F. Snelson, Franklin & Krabbenhoft, Trevor & Quattro, Joseph. (2009). Elassoma gilberti, a new species of pygmy sunfish (Elassomatidae) from Florida and Georgia. Bull. Fla. Mus. Nat. Hist.. 48.
Posted on June 7, 2018 by Devon Bowker
Despite being on this planet since the Triassic Period, around 250 million years ago, turtles around the world are facing unprecedented losses due to the plethora of ways a newcomer to this rock—new in a relative, geological timescale sort of way—has been able to change the environment and landscape on an unrivaled scale: us.
This time of year, a spin on a classic joke about a chicken comes to life as thousands of turtles are seen crossing roadways and trails, leading many to wonder, “why?” and “how can I help?” But before we answer that second question, it is important to understand the nature of this annual observation. Read More
Posted on June 5, 2018 by teacherwhohikes
Imagine you’re on a hike. You are about two miles in. In the previous mile you saw a moose, and you can’t wait to tell someone about it. You can see someone coming your way, and when they finally reach you,you say,”Hello,” and you smile. They walk away without even acknowledging your presence. This is the story of my life, granted people don’t talk to each other as much in Minnesota as other places, but still!
Hiking etiquette is our topic for discussion this #TWLHikingClub Tuesday. I have compiled a list of ten things that I believe every hiker should know and adhere to in order to make the trails an even better place.
Posted on June 4, 2018 by Devon Bowker
This #SundayFishSketch comes from Ichthyologist, Rene Martin. Visit her shop on InPrint to see more of her artwork or to order prints!
If you’ve ever been down to Cozumel, Mexico, you’ve been to one of two places (the other being Glover’s Reef in Belize) on earth that this species of fish can be found. I was there in 2011—on land, granted—but had I gone out snorkeling near any coral outcrops I may have had the opportunity to see the spectacular Splendid Toadfish.
The Splendid Toadfish, Sanopus splendidus, lives in caves and crevasses at depths between 8 and 25 meters where they act as ambush predators, feeding on small fish, polychaete worms, and other small critters like gastropods.
It’s appearance and body shape are evidence of its lifestyle.
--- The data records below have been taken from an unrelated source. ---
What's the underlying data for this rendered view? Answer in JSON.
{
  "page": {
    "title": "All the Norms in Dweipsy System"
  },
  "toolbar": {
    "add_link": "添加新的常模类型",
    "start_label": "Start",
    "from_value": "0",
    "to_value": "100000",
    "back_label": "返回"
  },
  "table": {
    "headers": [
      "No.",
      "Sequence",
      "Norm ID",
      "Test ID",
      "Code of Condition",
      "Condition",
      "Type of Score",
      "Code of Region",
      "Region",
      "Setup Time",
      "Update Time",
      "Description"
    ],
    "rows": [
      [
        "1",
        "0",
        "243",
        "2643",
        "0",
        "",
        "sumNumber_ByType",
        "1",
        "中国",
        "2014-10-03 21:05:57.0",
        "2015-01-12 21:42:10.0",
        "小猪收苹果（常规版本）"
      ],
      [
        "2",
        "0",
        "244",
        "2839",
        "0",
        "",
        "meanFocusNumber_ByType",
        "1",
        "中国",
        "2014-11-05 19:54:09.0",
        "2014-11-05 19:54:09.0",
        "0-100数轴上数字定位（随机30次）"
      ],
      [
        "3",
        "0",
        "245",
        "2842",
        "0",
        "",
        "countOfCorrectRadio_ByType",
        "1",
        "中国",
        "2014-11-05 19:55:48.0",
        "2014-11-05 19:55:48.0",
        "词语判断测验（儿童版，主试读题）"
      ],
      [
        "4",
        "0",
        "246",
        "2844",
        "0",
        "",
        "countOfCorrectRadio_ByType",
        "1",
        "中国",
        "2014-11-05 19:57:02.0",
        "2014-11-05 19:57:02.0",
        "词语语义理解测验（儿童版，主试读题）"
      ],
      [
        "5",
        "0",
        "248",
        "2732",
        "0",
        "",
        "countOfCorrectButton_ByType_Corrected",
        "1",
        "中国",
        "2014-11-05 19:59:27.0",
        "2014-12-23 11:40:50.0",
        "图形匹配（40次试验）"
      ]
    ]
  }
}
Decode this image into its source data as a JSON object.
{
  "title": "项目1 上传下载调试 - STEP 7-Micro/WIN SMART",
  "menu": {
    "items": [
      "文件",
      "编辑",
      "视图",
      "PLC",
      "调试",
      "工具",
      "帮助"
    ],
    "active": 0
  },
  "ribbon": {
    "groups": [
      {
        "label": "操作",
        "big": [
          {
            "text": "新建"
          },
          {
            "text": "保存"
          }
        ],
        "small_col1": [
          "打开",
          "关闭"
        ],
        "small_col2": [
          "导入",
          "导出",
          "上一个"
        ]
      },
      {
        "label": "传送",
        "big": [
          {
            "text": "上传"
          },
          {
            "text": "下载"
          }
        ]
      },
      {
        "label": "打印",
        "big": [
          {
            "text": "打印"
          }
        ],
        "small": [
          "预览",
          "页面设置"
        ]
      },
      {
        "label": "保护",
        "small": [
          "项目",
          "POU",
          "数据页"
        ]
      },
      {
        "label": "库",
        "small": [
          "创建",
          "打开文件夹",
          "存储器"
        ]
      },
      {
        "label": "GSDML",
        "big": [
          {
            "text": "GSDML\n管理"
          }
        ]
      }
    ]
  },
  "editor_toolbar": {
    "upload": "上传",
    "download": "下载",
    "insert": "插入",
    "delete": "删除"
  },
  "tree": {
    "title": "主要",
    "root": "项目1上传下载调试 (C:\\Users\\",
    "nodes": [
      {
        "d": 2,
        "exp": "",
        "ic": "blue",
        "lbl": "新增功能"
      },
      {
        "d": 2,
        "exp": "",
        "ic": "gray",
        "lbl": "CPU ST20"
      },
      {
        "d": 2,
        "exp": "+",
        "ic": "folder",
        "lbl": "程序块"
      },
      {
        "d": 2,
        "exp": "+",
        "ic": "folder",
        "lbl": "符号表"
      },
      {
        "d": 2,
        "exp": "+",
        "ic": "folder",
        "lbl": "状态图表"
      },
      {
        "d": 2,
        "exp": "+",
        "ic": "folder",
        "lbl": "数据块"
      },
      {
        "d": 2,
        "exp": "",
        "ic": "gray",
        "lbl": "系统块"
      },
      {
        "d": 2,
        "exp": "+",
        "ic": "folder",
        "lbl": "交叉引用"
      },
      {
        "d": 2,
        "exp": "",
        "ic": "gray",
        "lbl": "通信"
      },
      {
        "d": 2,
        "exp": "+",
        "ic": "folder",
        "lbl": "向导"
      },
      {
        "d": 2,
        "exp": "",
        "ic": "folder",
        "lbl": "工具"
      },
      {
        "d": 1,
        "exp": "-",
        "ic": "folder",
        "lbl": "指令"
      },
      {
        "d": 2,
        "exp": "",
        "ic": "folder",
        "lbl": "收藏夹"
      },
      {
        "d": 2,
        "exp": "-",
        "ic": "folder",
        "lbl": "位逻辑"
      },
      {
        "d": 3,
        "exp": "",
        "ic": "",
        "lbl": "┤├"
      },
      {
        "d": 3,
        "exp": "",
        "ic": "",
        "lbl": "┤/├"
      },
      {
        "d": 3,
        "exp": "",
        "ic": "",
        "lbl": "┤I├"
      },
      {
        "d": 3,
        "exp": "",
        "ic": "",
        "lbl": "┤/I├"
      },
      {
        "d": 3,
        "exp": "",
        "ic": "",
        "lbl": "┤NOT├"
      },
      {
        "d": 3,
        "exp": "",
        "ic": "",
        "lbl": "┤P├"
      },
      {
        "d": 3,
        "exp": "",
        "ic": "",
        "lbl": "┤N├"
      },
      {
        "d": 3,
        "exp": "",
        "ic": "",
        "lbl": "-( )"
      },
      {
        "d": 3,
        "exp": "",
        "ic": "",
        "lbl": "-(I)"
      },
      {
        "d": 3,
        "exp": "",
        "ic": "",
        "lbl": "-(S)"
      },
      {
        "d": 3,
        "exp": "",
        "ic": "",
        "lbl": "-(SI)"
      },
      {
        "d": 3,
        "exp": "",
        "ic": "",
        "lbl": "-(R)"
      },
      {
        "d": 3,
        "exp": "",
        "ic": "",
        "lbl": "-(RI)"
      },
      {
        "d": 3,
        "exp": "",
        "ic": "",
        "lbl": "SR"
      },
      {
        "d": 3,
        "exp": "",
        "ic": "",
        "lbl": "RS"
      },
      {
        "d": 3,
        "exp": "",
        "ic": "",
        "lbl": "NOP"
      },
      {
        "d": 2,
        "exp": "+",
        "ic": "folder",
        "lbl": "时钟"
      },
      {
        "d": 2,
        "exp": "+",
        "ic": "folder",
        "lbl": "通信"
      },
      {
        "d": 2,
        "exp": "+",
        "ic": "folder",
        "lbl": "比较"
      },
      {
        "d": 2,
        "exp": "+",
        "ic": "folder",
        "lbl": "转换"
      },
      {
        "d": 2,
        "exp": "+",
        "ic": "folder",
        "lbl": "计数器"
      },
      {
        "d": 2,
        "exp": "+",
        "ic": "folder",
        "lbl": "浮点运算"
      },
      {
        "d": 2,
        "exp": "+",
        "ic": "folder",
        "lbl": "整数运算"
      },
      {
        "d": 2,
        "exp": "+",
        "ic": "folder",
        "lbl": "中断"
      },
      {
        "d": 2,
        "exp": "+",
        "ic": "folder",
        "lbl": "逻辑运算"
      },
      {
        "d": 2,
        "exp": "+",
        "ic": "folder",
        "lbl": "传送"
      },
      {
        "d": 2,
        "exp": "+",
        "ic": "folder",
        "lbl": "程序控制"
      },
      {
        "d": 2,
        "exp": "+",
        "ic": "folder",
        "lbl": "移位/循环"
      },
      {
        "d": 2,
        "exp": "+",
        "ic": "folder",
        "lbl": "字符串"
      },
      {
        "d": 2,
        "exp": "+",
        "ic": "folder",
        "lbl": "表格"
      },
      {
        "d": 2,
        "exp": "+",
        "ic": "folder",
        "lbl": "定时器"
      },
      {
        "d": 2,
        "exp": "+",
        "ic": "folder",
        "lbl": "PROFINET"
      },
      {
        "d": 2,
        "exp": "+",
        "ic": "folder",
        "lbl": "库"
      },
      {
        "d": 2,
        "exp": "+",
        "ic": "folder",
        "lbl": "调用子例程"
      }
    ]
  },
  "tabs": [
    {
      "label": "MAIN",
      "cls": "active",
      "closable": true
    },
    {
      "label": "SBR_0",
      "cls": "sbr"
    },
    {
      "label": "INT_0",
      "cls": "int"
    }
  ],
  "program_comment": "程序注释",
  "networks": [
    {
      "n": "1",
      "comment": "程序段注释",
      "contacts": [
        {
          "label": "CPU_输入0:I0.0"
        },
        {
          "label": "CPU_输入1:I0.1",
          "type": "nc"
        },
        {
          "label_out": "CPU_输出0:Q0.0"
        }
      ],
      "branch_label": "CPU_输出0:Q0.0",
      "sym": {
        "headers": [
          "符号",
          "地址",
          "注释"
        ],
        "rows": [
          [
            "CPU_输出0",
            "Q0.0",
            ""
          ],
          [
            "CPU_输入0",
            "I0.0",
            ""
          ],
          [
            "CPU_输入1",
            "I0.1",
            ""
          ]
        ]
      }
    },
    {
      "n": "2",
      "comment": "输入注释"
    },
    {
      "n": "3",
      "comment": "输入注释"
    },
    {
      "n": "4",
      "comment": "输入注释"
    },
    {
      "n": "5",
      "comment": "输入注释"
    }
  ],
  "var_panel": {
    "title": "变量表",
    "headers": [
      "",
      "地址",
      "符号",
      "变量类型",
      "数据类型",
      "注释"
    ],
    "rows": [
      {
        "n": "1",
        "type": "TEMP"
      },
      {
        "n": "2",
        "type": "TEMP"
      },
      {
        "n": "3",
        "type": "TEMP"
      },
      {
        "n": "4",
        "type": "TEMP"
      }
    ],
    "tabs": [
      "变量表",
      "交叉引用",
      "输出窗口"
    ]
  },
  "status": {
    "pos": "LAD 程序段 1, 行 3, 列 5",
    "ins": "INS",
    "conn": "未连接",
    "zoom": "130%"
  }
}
The eyes are positioned on the top of the head, a characteristic of many sand and bottom dwelling fish. They have many fins—around 8—the pectoral fins acting sort of like tiny legs, allowing them to “walk” along the ground.
Tragically, overfishing, a “combination of disturbance events and chronic stresses has caused an average decline in live coral cover of 41% over the past 42 years off Belize and a 13% decline off Cozumel over the past 27 years” (IUCN) meaning a drastic loss of habitat for this special species of Toadfish, resulting in their listing as Endangered on the IUCN Red List of Threatened Species.
Collette, B., Aiken, K.A. & Polanco Fernandez, A. 2015. Sanopus splendidus. The IUCN Red List of Threatened Species 2015: e.T19899A16643913.Downloaded on 04 June 2018.